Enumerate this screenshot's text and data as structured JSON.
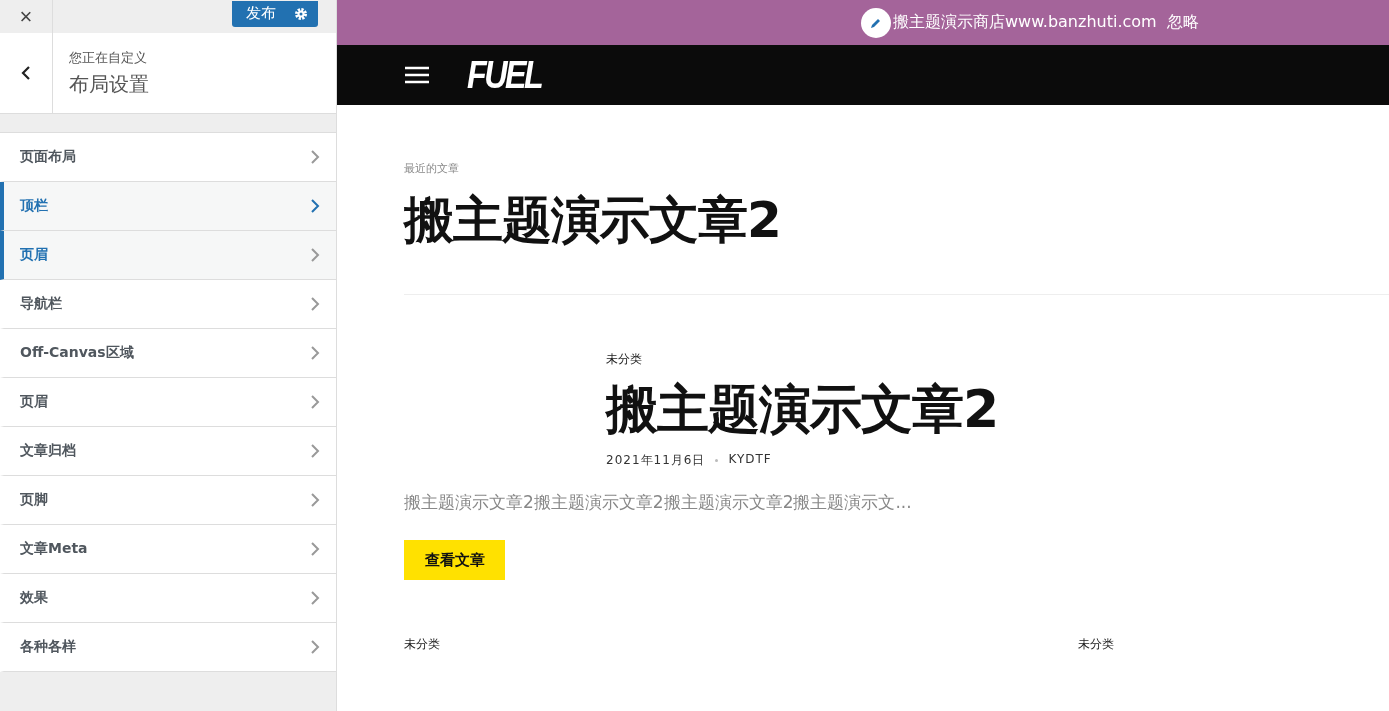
{
  "customizer": {
    "close": "×",
    "publish_button": "发布",
    "breadcrumb": "您正在自定义",
    "section_title": "布局设置",
    "items": [
      {
        "label": "页面布局",
        "selected": false,
        "highlighted": false
      },
      {
        "label": "顶栏",
        "selected": true,
        "highlighted": true
      },
      {
        "label": "页眉",
        "selected": false,
        "highlighted": true
      },
      {
        "label": "导航栏",
        "selected": false,
        "highlighted": false
      },
      {
        "label": "Off-Canvas区域",
        "selected": false,
        "highlighted": false
      },
      {
        "label": "页眉",
        "selected": false,
        "highlighted": false
      },
      {
        "label": "文章归档",
        "selected": false,
        "highlighted": false
      },
      {
        "label": "页脚",
        "selected": false,
        "highlighted": false
      },
      {
        "label": "文章Meta",
        "selected": false,
        "highlighted": false
      },
      {
        "label": "效果",
        "selected": false,
        "highlighted": false
      },
      {
        "label": "各种各样",
        "selected": false,
        "highlighted": false
      }
    ]
  },
  "preview": {
    "store_notice": "搬主题演示商店www.banzhuti.com",
    "dismiss": "忽略",
    "logo": "FUEL",
    "page_label": "最近的文章",
    "page_title": "搬主题演示文章2",
    "post": {
      "category": "未分类",
      "title": "搬主题演示文章2",
      "date": "2021年11月6日",
      "author": "KYDTF",
      "excerpt": "搬主题演示文章2搬主题演示文章2搬主题演示文章2搬主题演示文...",
      "button": "查看文章"
    },
    "next_categories": [
      "未分类",
      "未分类"
    ]
  }
}
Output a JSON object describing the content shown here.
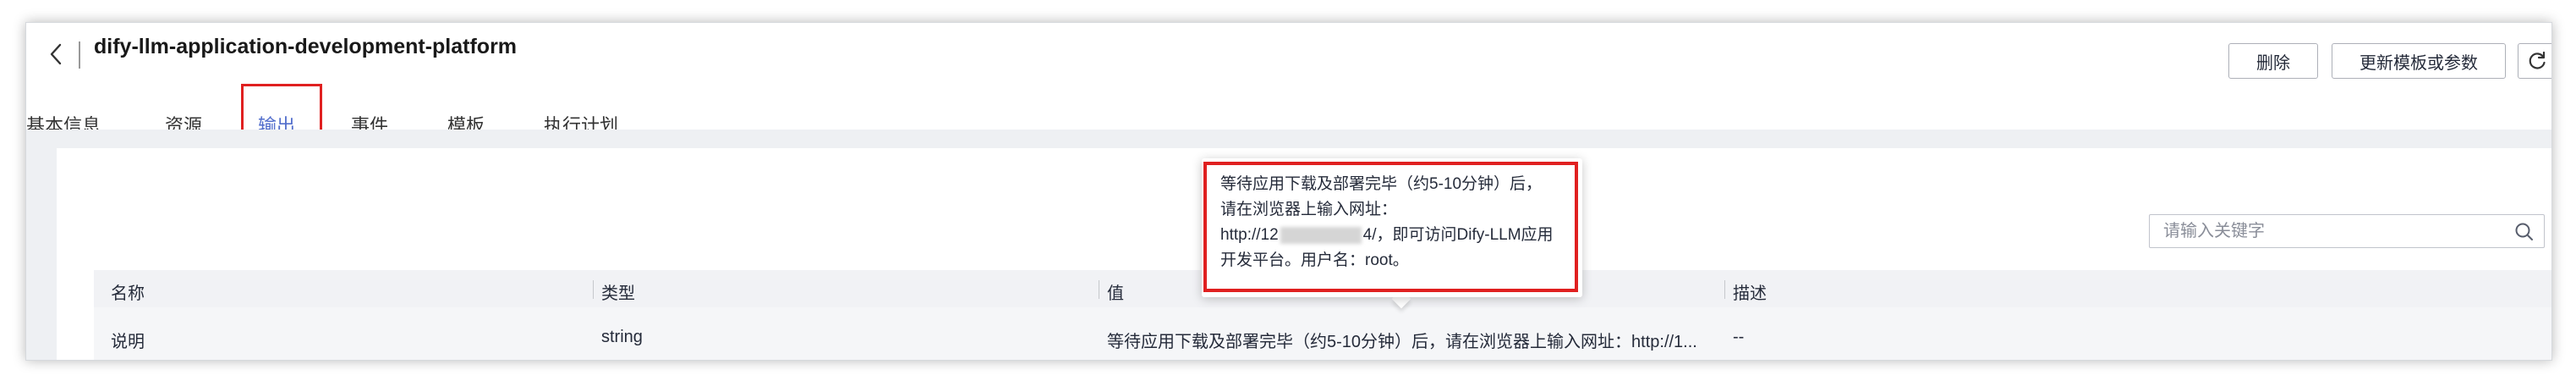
{
  "header": {
    "title": "dify-llm-application-development-platform",
    "back_icon": "chevron-left-icon",
    "actions": {
      "delete_label": "删除",
      "update_label": "更新模板或参数",
      "refresh_icon": "refresh-icon"
    }
  },
  "tabs": [
    {
      "label": "基本信息",
      "active": false
    },
    {
      "label": "资源",
      "active": false
    },
    {
      "label": "输出",
      "active": true
    },
    {
      "label": "事件",
      "active": false
    },
    {
      "label": "模板",
      "active": false
    },
    {
      "label": "执行计划",
      "active": false
    }
  ],
  "search": {
    "placeholder": "请输入关键字",
    "value": "",
    "icon": "search-icon"
  },
  "table": {
    "columns": [
      "名称",
      "类型",
      "值",
      "描述"
    ],
    "rows": [
      {
        "name": "说明",
        "type": "string",
        "value": "等待应用下载及部署完毕（约5-10分钟）后，请在浏览器上输入网址：http://1...",
        "description": "--"
      }
    ]
  },
  "tooltip": {
    "lines": [
      "等待应用下载及部署完毕（约5-10分钟）后，",
      "请在浏览器上输入网址：",
      "http://12",
      "4/，即可访问Dify-LLM应用",
      "开发平台。用户名：root。"
    ]
  },
  "colors": {
    "accent": "#526ecc",
    "highlight": "#e02020",
    "content_bg": "#eef0f3",
    "table_header_bg": "#f1f2f5"
  }
}
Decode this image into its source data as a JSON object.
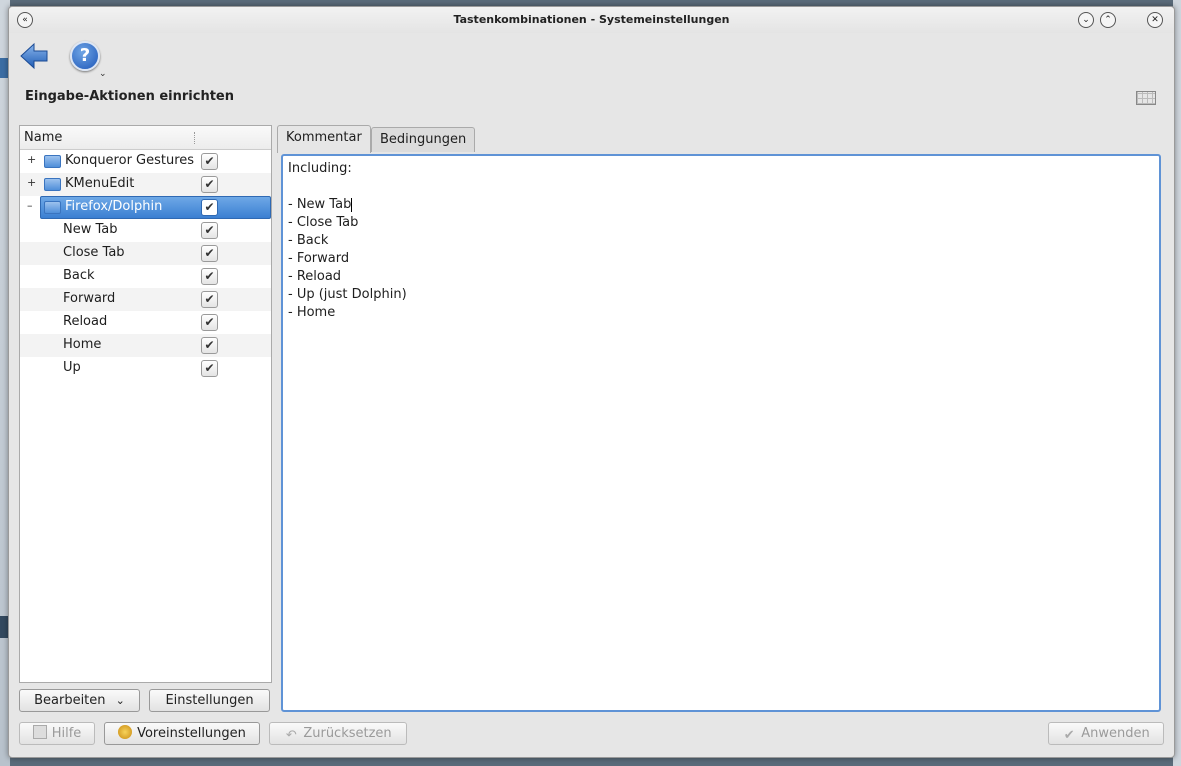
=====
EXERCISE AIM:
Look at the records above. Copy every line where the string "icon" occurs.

WRITTEN ANSWER:
    "back_icon": "chevron-left-icon",
      "refresh_icon": "refresh-icon"
    "icon": "search-icon"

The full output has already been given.